The church in the village of South Hill in south-eastern Cornwall, where he probably founded a monastery, is dedicated to St. Samson. It dates back to 1333 and is preserved in good condition to this day. Its tower is crowned by figures of the twelve apostles. The churchyard boasts an inscribed Celtic stone of the sixth or seventh century. There is a well in honor of St. Samson beside it.
The parish church in the village of Golant in South Cornwall on the River Fowey, where Samson built a monastery and briefly ruled as abbot, is dedicated to him. The present structure was built in 1509. The saint is depicted on a number of its stained glass windows and one of them contains scenes from his Life. The medieval church pulpit has a carving of our saint. There is an ancient holy well of Samson to the left of the church porch. According to tradition, the saint himself founded this well, striking his staff on the ground. Its water is still used for church baptisms. An indistinct statue behind the well-house presumably depicts the saint. In the countryside not far from this church there is an ancient cave which is difficult of access. It is often called “St. Samson’s” cave. According to tradition, a local ruler asked Samson to expel a serpent which reputedly lived in the cave and terrorized the local population. Samson successfully vanquished the serpent and lived in this cave as a hermit for some while. Notably, the forty-five-kilometer (c. twenty-eight-mile)-long “Saints’ Way” – a popular ancient Cornwal pathway, passes near this village of Golant. According to tradition, many Celtic saints and pilgrims who travelled from Ireland or Cornwall to Brittany by sea, made a stop near Golant on this path. Remarkably, the parish in which Golant village is included is called St. Samson after our saint.

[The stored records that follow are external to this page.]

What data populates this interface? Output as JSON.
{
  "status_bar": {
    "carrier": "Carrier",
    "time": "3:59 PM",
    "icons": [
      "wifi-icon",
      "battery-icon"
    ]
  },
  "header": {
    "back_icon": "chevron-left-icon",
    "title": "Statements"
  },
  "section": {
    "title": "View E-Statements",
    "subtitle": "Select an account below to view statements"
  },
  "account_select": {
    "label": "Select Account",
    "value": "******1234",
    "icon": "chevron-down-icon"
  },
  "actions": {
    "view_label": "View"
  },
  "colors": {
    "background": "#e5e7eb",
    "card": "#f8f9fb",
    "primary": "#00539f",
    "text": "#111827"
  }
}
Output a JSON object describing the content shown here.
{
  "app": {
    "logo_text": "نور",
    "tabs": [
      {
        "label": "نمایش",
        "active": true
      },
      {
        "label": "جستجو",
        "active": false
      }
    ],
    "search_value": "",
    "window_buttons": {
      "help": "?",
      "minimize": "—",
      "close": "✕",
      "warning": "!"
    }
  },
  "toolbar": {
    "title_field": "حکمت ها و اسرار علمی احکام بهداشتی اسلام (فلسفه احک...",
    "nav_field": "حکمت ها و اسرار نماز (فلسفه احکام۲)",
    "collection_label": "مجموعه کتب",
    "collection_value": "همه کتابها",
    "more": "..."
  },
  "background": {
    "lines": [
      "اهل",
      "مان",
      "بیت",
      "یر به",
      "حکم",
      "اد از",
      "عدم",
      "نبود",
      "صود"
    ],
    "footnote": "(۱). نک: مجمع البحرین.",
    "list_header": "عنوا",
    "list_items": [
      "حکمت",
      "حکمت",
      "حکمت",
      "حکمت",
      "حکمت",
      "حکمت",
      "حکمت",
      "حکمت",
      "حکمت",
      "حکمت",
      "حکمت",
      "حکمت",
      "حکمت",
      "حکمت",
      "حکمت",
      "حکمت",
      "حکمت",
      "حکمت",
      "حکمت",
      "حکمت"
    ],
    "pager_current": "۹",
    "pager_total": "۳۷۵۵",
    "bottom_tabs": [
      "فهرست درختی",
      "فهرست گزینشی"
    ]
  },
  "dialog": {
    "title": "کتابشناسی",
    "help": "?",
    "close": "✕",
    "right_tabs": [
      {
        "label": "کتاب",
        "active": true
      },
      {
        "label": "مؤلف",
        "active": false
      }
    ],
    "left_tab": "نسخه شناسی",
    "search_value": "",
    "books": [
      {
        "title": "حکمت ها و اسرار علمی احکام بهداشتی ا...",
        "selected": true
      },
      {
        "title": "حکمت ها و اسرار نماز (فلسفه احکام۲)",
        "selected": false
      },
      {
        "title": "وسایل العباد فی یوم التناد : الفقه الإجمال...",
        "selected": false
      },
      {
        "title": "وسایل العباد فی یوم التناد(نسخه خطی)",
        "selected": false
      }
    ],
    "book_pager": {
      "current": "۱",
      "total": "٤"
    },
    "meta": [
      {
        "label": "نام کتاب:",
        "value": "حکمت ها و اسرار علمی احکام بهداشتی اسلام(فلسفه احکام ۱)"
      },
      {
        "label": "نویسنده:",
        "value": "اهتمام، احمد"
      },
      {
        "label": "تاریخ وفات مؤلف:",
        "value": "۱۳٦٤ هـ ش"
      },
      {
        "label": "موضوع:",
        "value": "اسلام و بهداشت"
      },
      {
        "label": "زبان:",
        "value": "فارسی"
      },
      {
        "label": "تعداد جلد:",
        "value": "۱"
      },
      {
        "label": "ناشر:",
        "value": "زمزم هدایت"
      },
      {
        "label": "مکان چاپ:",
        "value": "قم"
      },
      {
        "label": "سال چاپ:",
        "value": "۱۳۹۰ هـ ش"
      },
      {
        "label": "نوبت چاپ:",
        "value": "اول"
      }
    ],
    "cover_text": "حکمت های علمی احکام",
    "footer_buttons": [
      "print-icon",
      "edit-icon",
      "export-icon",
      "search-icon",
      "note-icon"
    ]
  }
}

The Cornish land is famous for the numerous saints it produced, yet one of the best-known and most beloved of them remains St. Samson, although the main labors of his life were performed outside the land. In Wales, Samson is commemorated as the heavenly patron of Caldey Island. Though its active Cistercian Abbey and two other churches are dedicated not to our saint, a statue of Samson stands on this island separately – it formerly stood above the entrance door of the monastery church and was installed in its present position in the mid-1950s. There is a 100-year-old church of Sts. Dyfrig (Dubricius) and Samson situated within the neighborhood of Grangetown in the south of Cardiff, the capital of Wales. In England, a superb twelfth-century parish church in the pretty Wiltshire town of Cricklade is dedicated to St. Samson. It is considered one of the most beautiful churches in this county. It has some minor fabric from the Saxon period. Its churchyard has two ancient crosses: a medieval Christian cross and a fourteenth-century town cross.
Samson of Dol is at the head of the saints known as “the Seven Enlighteners of Brittany”, the other six are: Sts. Paul Aurelian (+ c. 575; feast: March 12; became bishop of Saint-Pol-de-Leon); Tudwal (+ c. 564; feast: November 30; became Bishop of Tréguier where his relics are still enshrined); Briocus (+ c. 510; feast: May 1; he founded St. Brieuc Monastery); Malo (+ c. 640; feast: November 15; first bishop of St. Malo); Paternus (+ c. 500; feast: April 15; Bishop of Vannes); and Corentinus (+ c. 490; feast: December 12; the first Bishop of Quimper). Most of these saints are venerated not only in Brittany, but also in parts of Wales and Cornwall.
Finally, Sts. Samson and Columba are among the saints sung of by the contemporary Irish composer Shaun Davey (b. 1948) in his live Celtic suite album, The Pilgrim, issued in 1983, and dedicated to the wanderings of Celtic saints.
Holy Father Samson of Dol, pray to God for us!